Certainly there were no Sidney Crosbys or Martin Brodeurs among the 25 players introduced in a low key midday announcement conducted at Hockey Canada headquarters in Calgary.
With the NHL deciding to end its Olympic participation Hockey Canada was forced to cast a wide net to assemble a squad for the Feb. 9-25 Games, cobbling together a team from far flung leagues and countries.
A few of the names like Chris Kelly, who played in 833 NHL games and won a Stanley Cup with the Boston Bruins and Derek Roy, who suited up for 738 NHL contests and once scored 32 goals for the Buffalo Sabres, may have a ring of familiarity for Canadian hockey fans.
But most are unknown or forgotten names playing in remote hockey outposts, like Gilbert Brule, taken with the sixth overall selection in the 2005 NHL draft by the Columbus Blue Jackets, who now earns a living with China-based team Kunlun Red Star in the KHL.
Some like Chris Lee and Chay Genoway, who between them have one combined game of NHL experience, have found jobs in Russia with Metallurg Magnitogorsk and Lada Togliatti respectively.

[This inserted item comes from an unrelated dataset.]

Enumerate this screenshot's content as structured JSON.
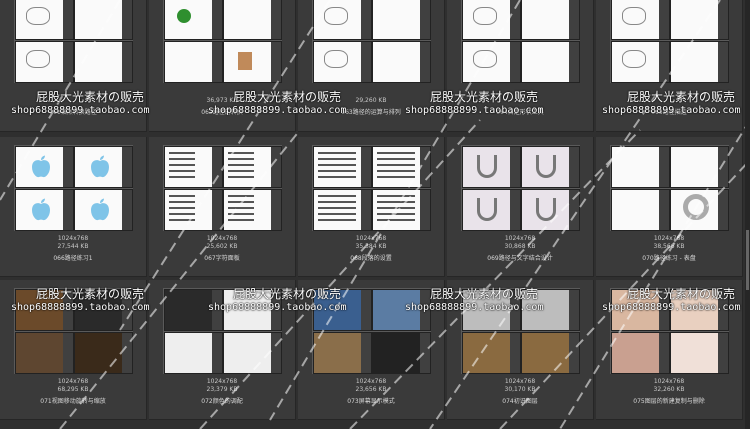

"These guys that are going to be named here today they earned it," general manager Sean Burke said. "We saw them play, we had numerous events and everyone of them represented our jersey like we expect Canadians to do.
"This team will make Canada proud, it will be a gold medal effort and there won't be one guy that puts that jersey on that this isn't the highlight of their hockey career."
After the IOC opened its doors to the NHL at the 1998 Nagano Olympics, Canada has re-exerted its status as ice hockey's super power by taking gold in 2002, 2010 and 2014 but returning home empty-handed in 1998 and 2006.
The last time the Olympic ice hockey tournament was played without NHL players was at the 1994 Lillehammer Winter Games where Canada lost to Sweden in the final.
Without NHL players Canada struggled to find the top of the Olympic podium, enduring a 50-year gold medal drought before finally reclaiming the crown of Olympic champions at the 2002 Salt Lake City Winter Games.
"We all who have played this game come from somewhere," Canada CEO Tom Renney told reporters. "The Olympics are special, you can ask anyone from any discipline who has participated for their country at an Olympic Games and they will tell you it is an honor and a privilege and they will never forget it regardless of the outcome.
"That is certainly the case here today."
(Editing by Ed Osmond)